Mindy Otto, Executive Director
Mindy is the Executive Director of the Yellow Dog Watershed Preserve (YDWP), a grassroots environmental conservation 501(c)3 nonprofit dedicated to preserving and protecting the Yellow Dog River Watershed in Northern Marquette County, Michigan.
Pollution is a threat to the watershed, but right now Northern Michigan’s local waters are some of the cleanest in the country considering that 55% of U.S. waters are unsuitable for aquatic life (EPA 2013). The surface water in this area is considered “Excellent” quality and the topography in the area is gorgeous. Yet, Michiganders face the threat of toxic heavy metals pollution that could be caused by the only nickel/copper mine of its kind in the country right in Mindy’s backyard called the Eagle Project, which will begin extracting ore this fall.

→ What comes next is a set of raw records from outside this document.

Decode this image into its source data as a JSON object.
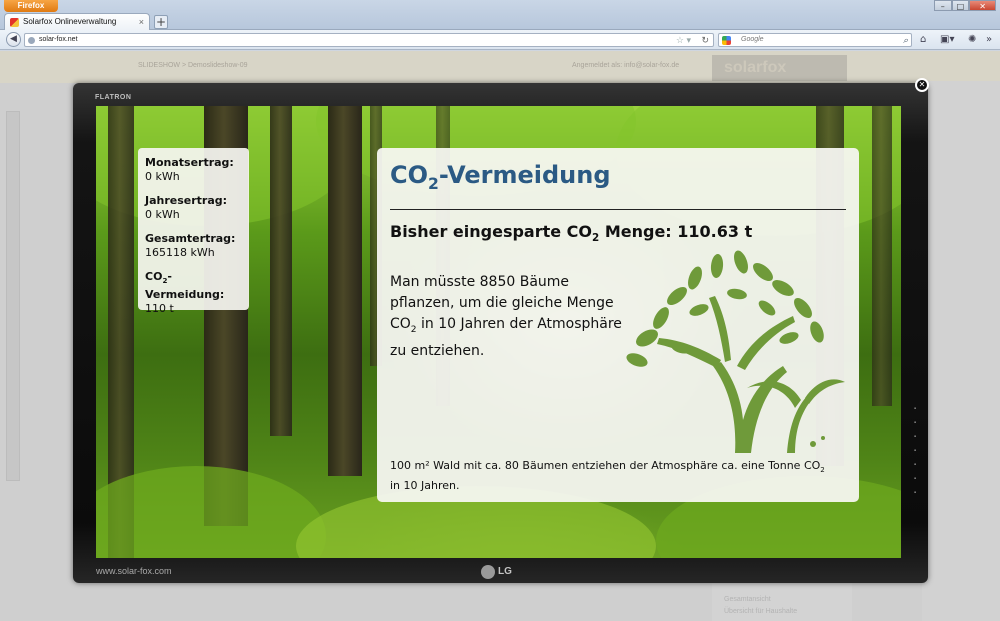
{
  "browser": {
    "app_button": "Firefox",
    "tab_title": "Solarfox Onlineverwaltung",
    "new_tab": "+",
    "url": "solar-fox.net",
    "search_placeholder": "Google"
  },
  "site": {
    "breadcrumb": "SLIDESHOW > Demoslideshow-09",
    "login_text": "Angemeldet als: info@solar-fox.de",
    "logo_text": "solarfox",
    "links": [
      "Gesamtansicht",
      "Übersicht für Haushalte"
    ]
  },
  "monitor": {
    "brand": "FLATRON",
    "url": "www.solar-fox.com",
    "maker": "LG"
  },
  "stats": [
    {
      "label": "Monatsertrag:",
      "value": "0 kWh"
    },
    {
      "label": "Jahresertrag:",
      "value": "0 kWh"
    },
    {
      "label": "Gesamtertrag:",
      "value": "165118 kWh"
    },
    {
      "label_prefix": "CO",
      "label_sub": "2",
      "label_suffix": "-Vermeidung:",
      "value": "110 t"
    }
  ],
  "panel": {
    "title_prefix": "CO",
    "title_sub": "2",
    "title_suffix": "-Vermeidung",
    "subtitle_prefix": "Bisher eingesparte CO",
    "subtitle_sub": "2",
    "subtitle_suffix": " Menge: 110.63 t",
    "body_1": "Man müsste 8850 Bäume pflanzen, um die gleiche Menge CO",
    "body_sub": "2",
    "body_2": " in 10 Jahren der Atmosphäre zu entziehen.",
    "foot_1": "100 m² Wald mit ca. 80 Bäumen entziehen der Atmosphäre ca. eine Tonne CO",
    "foot_sub": "2",
    "foot_2": " in 10 Jahren."
  },
  "colors": {
    "title_blue": "#2b5a84",
    "tree_green": "#6f9a3a"
  }
}
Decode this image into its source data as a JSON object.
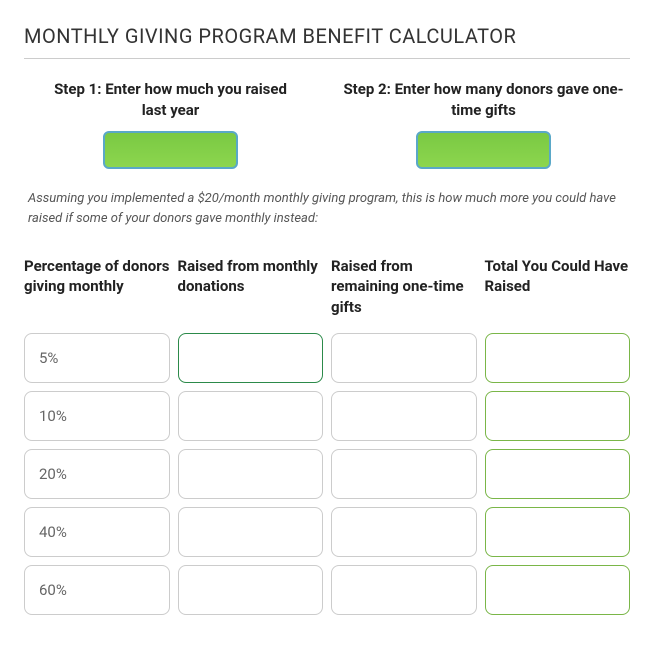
{
  "title": "MONTHLY GIVING PROGRAM BENEFIT CALCULATOR",
  "steps": {
    "step1": {
      "label": "Step 1: Enter how much you raised\nlast year",
      "value": ""
    },
    "step2": {
      "label": "Step 2: Enter how many donors gave one-time gifts",
      "value": ""
    }
  },
  "assumption": "Assuming you implemented a $20/month monthly giving program, this is how much more you could have raised if some of your donors gave monthly instead:",
  "columns": {
    "percent": "Percentage of donors giving monthly",
    "monthly": "Raised from monthly donations",
    "onetime": "Raised from remaining one-time gifts",
    "total": "Total You Could Have Raised"
  },
  "rows": [
    {
      "percent": "5%",
      "monthly": "",
      "onetime": "",
      "total": ""
    },
    {
      "percent": "10%",
      "monthly": "",
      "onetime": "",
      "total": ""
    },
    {
      "percent": "20%",
      "monthly": "",
      "onetime": "",
      "total": ""
    },
    {
      "percent": "40%",
      "monthly": "",
      "onetime": "",
      "total": ""
    },
    {
      "percent": "60%",
      "monthly": "",
      "onetime": "",
      "total": ""
    }
  ]
}
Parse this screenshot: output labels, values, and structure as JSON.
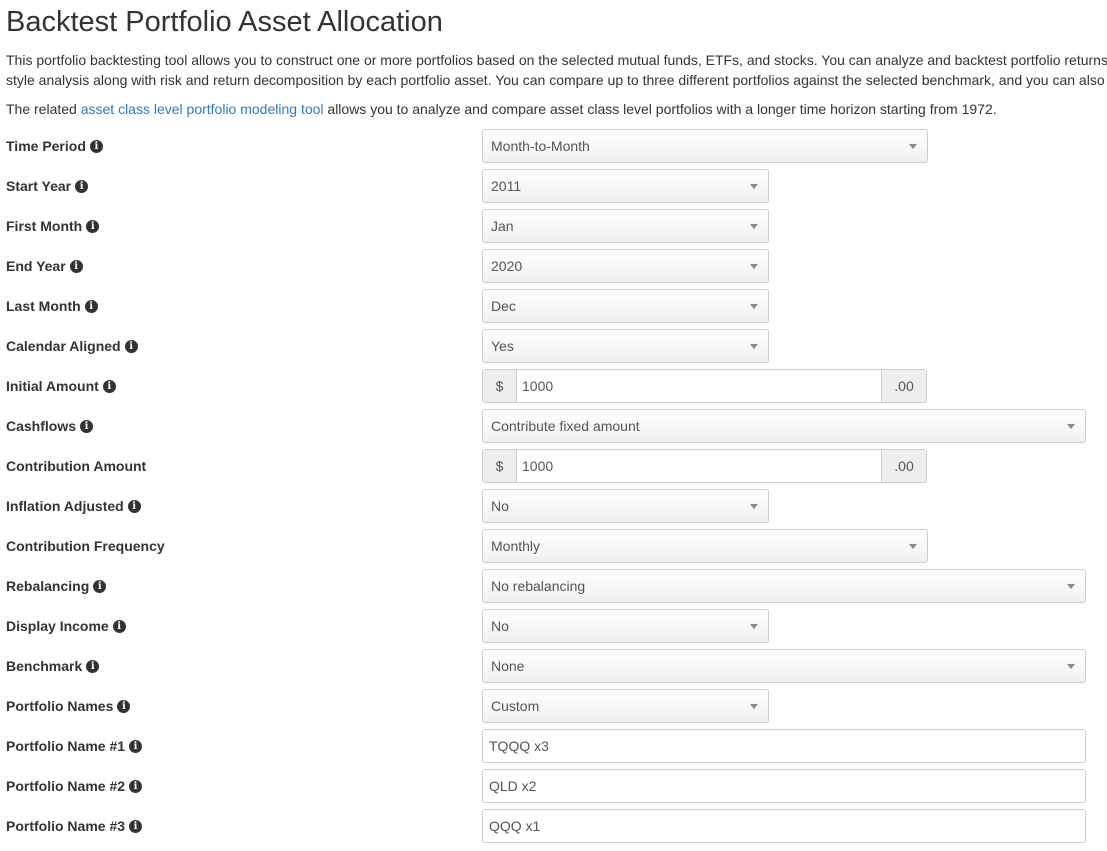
{
  "page": {
    "title": "Backtest Portfolio Asset Allocation",
    "intro_line1": "This portfolio backtesting tool allows you to construct one or more portfolios based on the selected mutual funds, ETFs, and stocks. You can analyze and backtest portfolio returns",
    "intro_line2": "style analysis along with risk and return decomposition by each portfolio asset. You can compare up to three different portfolios against the selected benchmark, and you can also",
    "related_prefix": "The related ",
    "related_link": "asset class level portfolio modeling tool",
    "related_suffix": " allows you to analyze and compare asset class level portfolios with a longer time horizon starting from 1972."
  },
  "form": {
    "time_period": {
      "label": "Time Period",
      "value": "Month-to-Month"
    },
    "start_year": {
      "label": "Start Year",
      "value": "2011"
    },
    "first_month": {
      "label": "First Month",
      "value": "Jan"
    },
    "end_year": {
      "label": "End Year",
      "value": "2020"
    },
    "last_month": {
      "label": "Last Month",
      "value": "Dec"
    },
    "calendar_aligned": {
      "label": "Calendar Aligned",
      "value": "Yes"
    },
    "initial_amount": {
      "label": "Initial Amount",
      "prefix": "$",
      "value": "1000",
      "suffix": ".00"
    },
    "cashflows": {
      "label": "Cashflows",
      "value": "Contribute fixed amount"
    },
    "contribution_amount": {
      "label": "Contribution Amount",
      "prefix": "$",
      "value": "1000",
      "suffix": ".00"
    },
    "inflation_adjusted": {
      "label": "Inflation Adjusted",
      "value": "No"
    },
    "contribution_frequency": {
      "label": "Contribution Frequency",
      "value": "Monthly"
    },
    "rebalancing": {
      "label": "Rebalancing",
      "value": "No rebalancing"
    },
    "display_income": {
      "label": "Display Income",
      "value": "No"
    },
    "benchmark": {
      "label": "Benchmark",
      "value": "None"
    },
    "portfolio_names": {
      "label": "Portfolio Names",
      "value": "Custom"
    },
    "portfolio_name_1": {
      "label": "Portfolio Name #1",
      "value": "TQQQ x3"
    },
    "portfolio_name_2": {
      "label": "Portfolio Name #2",
      "value": "QLD x2"
    },
    "portfolio_name_3": {
      "label": "Portfolio Name #3",
      "value": "QQQ x1"
    }
  },
  "icons": {
    "info": "info-circle-icon",
    "dropdown": "chevron-down-icon"
  },
  "colors": {
    "link": "#337ab7",
    "text": "#333333",
    "addon_bg": "#eeeeee",
    "border": "#cccccc"
  }
}
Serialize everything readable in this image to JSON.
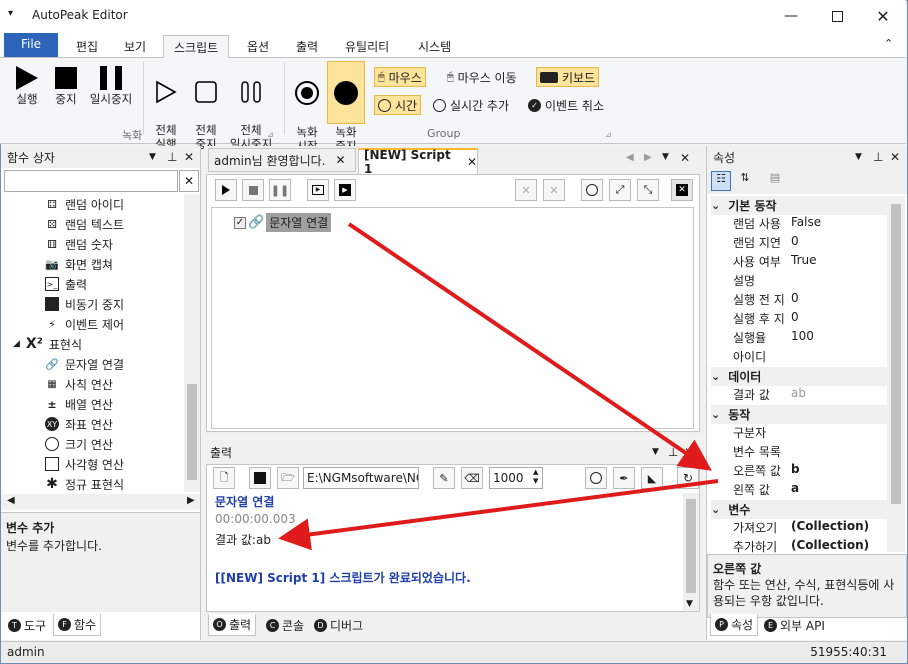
{
  "app_title": "AutoPeak Editor",
  "menu": [
    "File",
    "편집",
    "보기",
    "스크립트",
    "옵션",
    "출력",
    "유틸리티",
    "시스템"
  ],
  "ribbon": {
    "record_group": {
      "label": "녹화",
      "buttons": [
        "실행",
        "중지",
        "일시중지",
        "전체\n실행",
        "전체\n중지",
        "전체\n일시중지"
      ]
    },
    "group2": {
      "label": "Group",
      "buttons": [
        "녹화\n시작",
        "녹화\n중지"
      ],
      "small": [
        "마우스",
        "마우스 이동",
        "키보드",
        "시간",
        "실시간 추가",
        "이벤트 취소"
      ]
    }
  },
  "left_panel": {
    "title": "함수 상자",
    "items": [
      "랜덤 아이디",
      "랜덤 텍스트",
      "랜덤 숫자",
      "화면 캡쳐",
      "출력",
      "비동기 중지",
      "이벤트 제어"
    ],
    "category": "표현식",
    "sub_items": [
      "문자열 연결",
      "사칙 연산",
      "배열 연산",
      "좌표 연산",
      "크기 연산",
      "사각형 연산",
      "정규 표현식"
    ],
    "info_title": "변수 추가",
    "info_desc": "변수를 추가합니다.",
    "tabs": [
      "도구",
      "함수"
    ]
  },
  "doc_tabs": [
    "admin님 환영합니다.",
    "[NEW] Script 1"
  ],
  "script_node": "문자열 연결",
  "output": {
    "title": "출력",
    "path": "E:\\NGMsoftware\\NG",
    "count": "1000",
    "lines": [
      "문자열 연결",
      "00:00:00.003",
      "결과 값:ab",
      "",
      "[[NEW] Script 1] 스크립트가 완료되었습니다."
    ],
    "tabs": [
      "출력",
      "콘솔",
      "디버그"
    ]
  },
  "properties": {
    "title": "속성",
    "categories": [
      {
        "name": "기본 동작",
        "rows": [
          [
            "랜덤 사용",
            "False"
          ],
          [
            "랜덤 지연",
            "0"
          ],
          [
            "사용 여부",
            "True"
          ],
          [
            "설명",
            ""
          ],
          [
            "실행 전 지",
            "0"
          ],
          [
            "실행 후 지",
            "0"
          ],
          [
            "실행율",
            "100"
          ],
          [
            "아이디",
            ""
          ]
        ]
      },
      {
        "name": "데이터",
        "rows": [
          [
            "결과 값",
            "ab"
          ]
        ]
      },
      {
        "name": "동작",
        "rows": [
          [
            "구분자",
            ""
          ],
          [
            "변수 목록",
            ""
          ],
          [
            "오른쪽 값",
            "b"
          ],
          [
            "왼쪽 값",
            "a"
          ]
        ]
      },
      {
        "name": "변수",
        "rows": [
          [
            "가져오기",
            "(Collection)"
          ],
          [
            "추가하기",
            "(Collection)"
          ]
        ]
      }
    ],
    "desc_title": "오른쪽 값",
    "desc_text": "함수 또는 연산, 수식, 표현식등에 사용되는 우항 값입니다.",
    "tabs": [
      "속성",
      "외부 API"
    ]
  },
  "status": {
    "user": "admin",
    "time": "51955:40:31"
  },
  "colors": {
    "accent": "#2b64b8",
    "highlight": "#fde49a",
    "arrow": "#e01b1b",
    "output_blue": "#1f3ea8"
  }
}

The story of the Eagle Project is about a multinational conglomerate mining company promising big profit and jobs to an economically struggling community for a short period of operation with grave threats to the environment and human health in the meantime. YDWP and countless other organizations have been “fighting the mine” since 2003 and are currently in litigation with the State of Michigan over the validity of the mine permits with the National Wildlife Federation, the Keweenaw Bay Indian Community, and the Huron Mountain Club. Aside from the mining issue, YDWP also has other programs that focus on watershed-based work. YDWP provides environmental education, monitors water quality on rivers, lakes, and wetlands, and purchases land for preservation.
Mindy also spends time watering her seedlings for a garden this spring, and practicing aerial silks.